compared with what existed in 1919-1920, one simply cannot believe how swiftly the communists squandered what they possessed. Communism, as something radiating from the Russian Revolution, was surrounded by an immense aura at that earlier time. The Jewish workers’ movement in Poland did not avoid the fate of the workers’ movement in the world at large: the first so-called Unity Congress of the Bund in Poland (unity with the Jewish Social-Democratic Party in Galicia) drew the Bund closer to communist positions.

But the realism of our movement and its profound internal democracy made it impossible for our party to maintain those positions. Virtually no party in the world came out of that period without being damaged or split. The cost to the Bund of its experience with communism was comparatively negligible. When the Second Congress of the Bund rejected the “21 Conditions” of the Comintern, 5 out of 50 democratically elected delegates left the congress. We attribute this negligible loss not only to the democratic structure of our movement but also to the deep internal cohesion that has characterized the Bund from its inception.

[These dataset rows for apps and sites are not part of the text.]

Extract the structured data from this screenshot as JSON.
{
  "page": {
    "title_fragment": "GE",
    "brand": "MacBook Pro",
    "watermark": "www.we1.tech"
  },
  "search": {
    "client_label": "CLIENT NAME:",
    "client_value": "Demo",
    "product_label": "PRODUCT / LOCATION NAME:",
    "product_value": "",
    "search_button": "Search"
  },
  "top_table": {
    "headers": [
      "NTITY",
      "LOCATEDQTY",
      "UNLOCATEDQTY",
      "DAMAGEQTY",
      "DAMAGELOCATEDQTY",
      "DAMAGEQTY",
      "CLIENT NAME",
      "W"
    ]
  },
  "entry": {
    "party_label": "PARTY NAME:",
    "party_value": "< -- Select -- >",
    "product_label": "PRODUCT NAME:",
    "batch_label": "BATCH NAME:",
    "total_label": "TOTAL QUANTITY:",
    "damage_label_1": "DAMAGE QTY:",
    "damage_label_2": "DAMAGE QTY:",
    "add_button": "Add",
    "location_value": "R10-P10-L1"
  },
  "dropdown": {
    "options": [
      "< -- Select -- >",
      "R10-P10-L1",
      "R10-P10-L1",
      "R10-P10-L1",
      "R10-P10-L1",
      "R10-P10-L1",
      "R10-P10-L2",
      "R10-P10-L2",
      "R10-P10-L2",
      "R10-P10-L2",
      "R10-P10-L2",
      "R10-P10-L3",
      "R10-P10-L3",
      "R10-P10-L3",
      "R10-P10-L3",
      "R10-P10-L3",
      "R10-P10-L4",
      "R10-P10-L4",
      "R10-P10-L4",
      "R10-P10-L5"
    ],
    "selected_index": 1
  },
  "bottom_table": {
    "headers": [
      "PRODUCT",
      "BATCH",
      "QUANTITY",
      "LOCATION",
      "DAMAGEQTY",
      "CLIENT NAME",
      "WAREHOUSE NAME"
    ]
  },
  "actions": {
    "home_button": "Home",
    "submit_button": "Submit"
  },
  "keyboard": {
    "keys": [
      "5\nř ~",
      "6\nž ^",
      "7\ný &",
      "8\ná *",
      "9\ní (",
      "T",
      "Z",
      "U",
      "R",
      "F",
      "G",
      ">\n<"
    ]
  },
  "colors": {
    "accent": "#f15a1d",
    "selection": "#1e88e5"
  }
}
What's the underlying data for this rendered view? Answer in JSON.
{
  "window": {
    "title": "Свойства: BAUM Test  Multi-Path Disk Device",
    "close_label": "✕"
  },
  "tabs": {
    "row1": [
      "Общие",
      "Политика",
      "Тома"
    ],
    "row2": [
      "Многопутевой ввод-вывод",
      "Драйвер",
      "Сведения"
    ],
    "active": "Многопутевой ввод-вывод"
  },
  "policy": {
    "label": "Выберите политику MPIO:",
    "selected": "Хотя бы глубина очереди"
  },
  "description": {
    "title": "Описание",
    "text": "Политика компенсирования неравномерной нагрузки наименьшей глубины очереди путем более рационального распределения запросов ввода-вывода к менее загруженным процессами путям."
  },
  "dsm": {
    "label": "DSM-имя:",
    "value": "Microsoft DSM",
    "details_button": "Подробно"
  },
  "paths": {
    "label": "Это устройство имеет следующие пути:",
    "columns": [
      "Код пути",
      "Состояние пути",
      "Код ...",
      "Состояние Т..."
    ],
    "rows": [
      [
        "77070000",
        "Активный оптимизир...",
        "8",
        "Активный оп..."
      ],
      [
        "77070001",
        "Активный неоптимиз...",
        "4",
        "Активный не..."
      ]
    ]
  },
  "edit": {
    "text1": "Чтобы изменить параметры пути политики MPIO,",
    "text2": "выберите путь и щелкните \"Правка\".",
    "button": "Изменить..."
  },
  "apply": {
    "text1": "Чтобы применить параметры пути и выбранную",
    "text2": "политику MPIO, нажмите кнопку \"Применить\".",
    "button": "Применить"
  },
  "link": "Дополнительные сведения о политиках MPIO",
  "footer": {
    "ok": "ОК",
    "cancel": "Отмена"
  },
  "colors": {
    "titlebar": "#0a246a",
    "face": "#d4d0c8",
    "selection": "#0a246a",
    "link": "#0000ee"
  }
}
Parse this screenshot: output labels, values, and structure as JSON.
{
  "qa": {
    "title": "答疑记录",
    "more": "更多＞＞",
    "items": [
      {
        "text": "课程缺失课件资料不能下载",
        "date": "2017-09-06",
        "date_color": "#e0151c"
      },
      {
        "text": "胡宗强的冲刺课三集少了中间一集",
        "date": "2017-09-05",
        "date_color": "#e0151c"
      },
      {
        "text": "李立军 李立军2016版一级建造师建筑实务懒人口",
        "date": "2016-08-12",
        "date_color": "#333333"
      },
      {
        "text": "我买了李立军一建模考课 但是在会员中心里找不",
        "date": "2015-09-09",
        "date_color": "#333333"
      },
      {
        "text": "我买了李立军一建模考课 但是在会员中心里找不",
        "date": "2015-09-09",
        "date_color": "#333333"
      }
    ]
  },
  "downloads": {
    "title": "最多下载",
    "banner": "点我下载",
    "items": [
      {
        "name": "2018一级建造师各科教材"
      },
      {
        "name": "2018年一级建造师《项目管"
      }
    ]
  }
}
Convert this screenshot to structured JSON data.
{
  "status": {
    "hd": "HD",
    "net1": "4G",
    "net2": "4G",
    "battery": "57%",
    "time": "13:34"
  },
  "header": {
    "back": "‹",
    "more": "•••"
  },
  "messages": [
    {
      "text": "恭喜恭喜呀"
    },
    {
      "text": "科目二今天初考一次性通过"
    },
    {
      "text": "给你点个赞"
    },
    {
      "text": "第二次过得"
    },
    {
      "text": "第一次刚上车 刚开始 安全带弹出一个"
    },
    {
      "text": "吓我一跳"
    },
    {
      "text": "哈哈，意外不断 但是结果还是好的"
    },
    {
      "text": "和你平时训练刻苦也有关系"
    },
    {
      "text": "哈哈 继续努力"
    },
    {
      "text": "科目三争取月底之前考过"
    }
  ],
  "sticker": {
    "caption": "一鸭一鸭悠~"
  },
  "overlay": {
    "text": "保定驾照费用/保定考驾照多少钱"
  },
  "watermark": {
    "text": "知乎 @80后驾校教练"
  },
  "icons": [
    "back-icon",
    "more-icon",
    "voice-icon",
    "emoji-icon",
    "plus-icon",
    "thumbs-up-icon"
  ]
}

The Bund in Poland swiftly discarded the communist illusions. This shift received organizational expression after a number of years of passionate but comradely intraparty disputes, in the form of affiliation with the Labor and Socialist International. But the Bund absorbed the tremendous experience of the postwar revolutions and of everything that happened after them. Against the background of that experience, and in accord with the principles of revolutionary Marxism and its own party traditions, the Bund formulated its attitude toward the core problems of our time.

We are opposed to reformism, We reject the illusion that socialism can evolve within a capitalistic system in a peaceful, purely democratic fashion. We appreciate the great significance of the so-called democratic freedoms for the development of the labor movement within the framework of a capitalist society, but the experience of recent years, especially in Germany and Austria, has clearly demonstrated the limited nature of so-called formal democracy in the struggle for socialism. Hence we know that it will be impossible to realize socialism without the methods of revolutionary class-struggle, and that the road to authentic, i.e., socialist, democracy proceeds through a transitional stage of dictatorship by the revolutionary classes.

Yet just as we reject reformism, we also reject communism. We are opposed to the anti-Marxist tactics of the communists. The regime of unfreedom or “freedom” reminiscent of the Prussian barracks, which the communists have instituted even in their own ranks, is totally alien to us. We oppose their endeavor to violate the will of the working class and to institute the dictatorship of the Politburo over the working class. And we condemn most sharply the criminal divisive policy of the communists, their policy of civil war in the workers’ ranks, which has already brought so much harm to the labor movement of the whole world.

This is our position. We have defended it for years on end. The events of the recent past have served to strengthen our devotion to it.